While there is a huge demand for decent affordable housing in Evansville, our city is suffering from a shocking surplus of abandoned and dilapidated homes in our city’s most under-served neighborhoods. A recent estimate by the Evansville Department of Metropolitan Development places the number of vacant houses in need demolition in the range 1,000-2,000. The effect of vacant housing on our city is dramatic:
Few issues affect families and communities as broadly as housing, and poor housing translates into a myriad of social, health and economic challenges for our community as a whole. The condition of housing has a tremendous impact on:
This decline of housing in our city was not an overnight event. It took decades of neglect to create the housing crisis we are experiencing today. Contributing factors include:
The bill for neglected housing in our city is coming due, and it’s going to be expensive. Already hundreds of thousands of public dollars are being invested by local government to fund a land bank to begin the demolition of hundreds of dilapidated houses in our city.
But we simply do not have the resources to tear down and rebuild every vacant house in our city. Expanded efforts to restore existing housing and to promote homeownership are very much in need.
Community One has pioneered an entirely un-served category of housing services in Evansville; the volunteer-based restoration of existing housing through whole-house rehab projects.
Our work is privately funded, volunteer-based, and collaborative in that we focus in areas where other development is occurring so that the impact is multiplied by the work of other nonprofits and local government.
Our restoration work is entirely unique in Evansville. It is complementary to the construction of new housing and contributes to a comprehensive approach to restoring neglected neighborhoods.

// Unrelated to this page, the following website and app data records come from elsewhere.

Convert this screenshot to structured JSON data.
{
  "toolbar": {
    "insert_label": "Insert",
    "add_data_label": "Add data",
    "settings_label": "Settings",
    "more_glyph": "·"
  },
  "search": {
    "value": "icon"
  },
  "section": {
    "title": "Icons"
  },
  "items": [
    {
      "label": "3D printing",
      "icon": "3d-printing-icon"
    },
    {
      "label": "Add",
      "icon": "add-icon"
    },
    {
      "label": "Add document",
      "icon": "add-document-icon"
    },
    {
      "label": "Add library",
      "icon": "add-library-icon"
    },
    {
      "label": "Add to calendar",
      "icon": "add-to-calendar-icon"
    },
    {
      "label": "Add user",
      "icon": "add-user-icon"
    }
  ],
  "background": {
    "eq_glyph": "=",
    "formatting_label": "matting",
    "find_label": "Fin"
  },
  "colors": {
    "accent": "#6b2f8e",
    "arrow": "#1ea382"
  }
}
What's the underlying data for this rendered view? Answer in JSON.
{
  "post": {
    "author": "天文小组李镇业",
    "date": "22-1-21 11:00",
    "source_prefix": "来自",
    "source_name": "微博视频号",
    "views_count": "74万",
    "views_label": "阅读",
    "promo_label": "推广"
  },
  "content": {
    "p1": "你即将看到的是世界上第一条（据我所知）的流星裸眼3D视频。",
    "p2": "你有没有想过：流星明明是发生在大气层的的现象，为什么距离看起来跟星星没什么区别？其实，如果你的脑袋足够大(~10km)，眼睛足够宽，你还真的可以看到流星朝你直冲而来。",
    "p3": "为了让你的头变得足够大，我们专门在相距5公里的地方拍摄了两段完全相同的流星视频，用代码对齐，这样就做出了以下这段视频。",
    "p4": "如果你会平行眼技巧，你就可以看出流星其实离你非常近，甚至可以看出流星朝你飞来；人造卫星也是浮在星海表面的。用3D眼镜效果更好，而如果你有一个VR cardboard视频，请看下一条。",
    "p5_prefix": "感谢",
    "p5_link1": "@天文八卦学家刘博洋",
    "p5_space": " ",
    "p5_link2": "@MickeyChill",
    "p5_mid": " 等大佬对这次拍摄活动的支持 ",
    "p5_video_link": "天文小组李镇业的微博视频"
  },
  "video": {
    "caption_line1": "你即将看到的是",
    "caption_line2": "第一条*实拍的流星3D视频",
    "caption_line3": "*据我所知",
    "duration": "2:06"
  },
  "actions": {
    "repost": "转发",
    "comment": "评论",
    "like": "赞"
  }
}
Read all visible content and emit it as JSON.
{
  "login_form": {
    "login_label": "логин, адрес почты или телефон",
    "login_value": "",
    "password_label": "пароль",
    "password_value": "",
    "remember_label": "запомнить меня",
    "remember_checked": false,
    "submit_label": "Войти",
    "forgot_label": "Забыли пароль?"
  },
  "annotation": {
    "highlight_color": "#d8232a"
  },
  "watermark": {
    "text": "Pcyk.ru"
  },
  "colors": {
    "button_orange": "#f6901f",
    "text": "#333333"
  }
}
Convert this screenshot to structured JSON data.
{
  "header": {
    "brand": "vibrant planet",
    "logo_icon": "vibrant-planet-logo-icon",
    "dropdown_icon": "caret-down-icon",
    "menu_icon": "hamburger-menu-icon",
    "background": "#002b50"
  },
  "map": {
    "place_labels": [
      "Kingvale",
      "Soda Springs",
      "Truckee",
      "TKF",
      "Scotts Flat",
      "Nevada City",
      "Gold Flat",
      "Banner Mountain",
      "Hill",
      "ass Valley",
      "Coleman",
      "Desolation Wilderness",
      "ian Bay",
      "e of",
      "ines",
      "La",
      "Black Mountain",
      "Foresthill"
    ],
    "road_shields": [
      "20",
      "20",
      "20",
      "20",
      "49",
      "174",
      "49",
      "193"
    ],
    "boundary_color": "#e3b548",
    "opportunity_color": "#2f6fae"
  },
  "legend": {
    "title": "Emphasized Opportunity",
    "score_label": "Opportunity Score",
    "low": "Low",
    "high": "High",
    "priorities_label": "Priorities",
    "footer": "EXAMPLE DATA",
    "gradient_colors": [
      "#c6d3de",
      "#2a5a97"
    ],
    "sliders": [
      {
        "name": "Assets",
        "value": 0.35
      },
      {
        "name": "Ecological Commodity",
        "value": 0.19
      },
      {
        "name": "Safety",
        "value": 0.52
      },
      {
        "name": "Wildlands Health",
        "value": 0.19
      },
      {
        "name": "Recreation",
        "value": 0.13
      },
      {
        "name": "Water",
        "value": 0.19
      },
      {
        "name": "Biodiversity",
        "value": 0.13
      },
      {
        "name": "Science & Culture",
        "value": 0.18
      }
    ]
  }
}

When vacant, yet savable, housing stock becomes available, we acquire and restore the housing with discounted/donated materials and significant volunteer labor.
Through our network of community partners, restored homes are sold at an affordable price to families and individuals who want to invest in neighborhoods through homeownership, with the proceeds returning to Community One for future rehabs.
Whole-house rehabs provide the following benefits: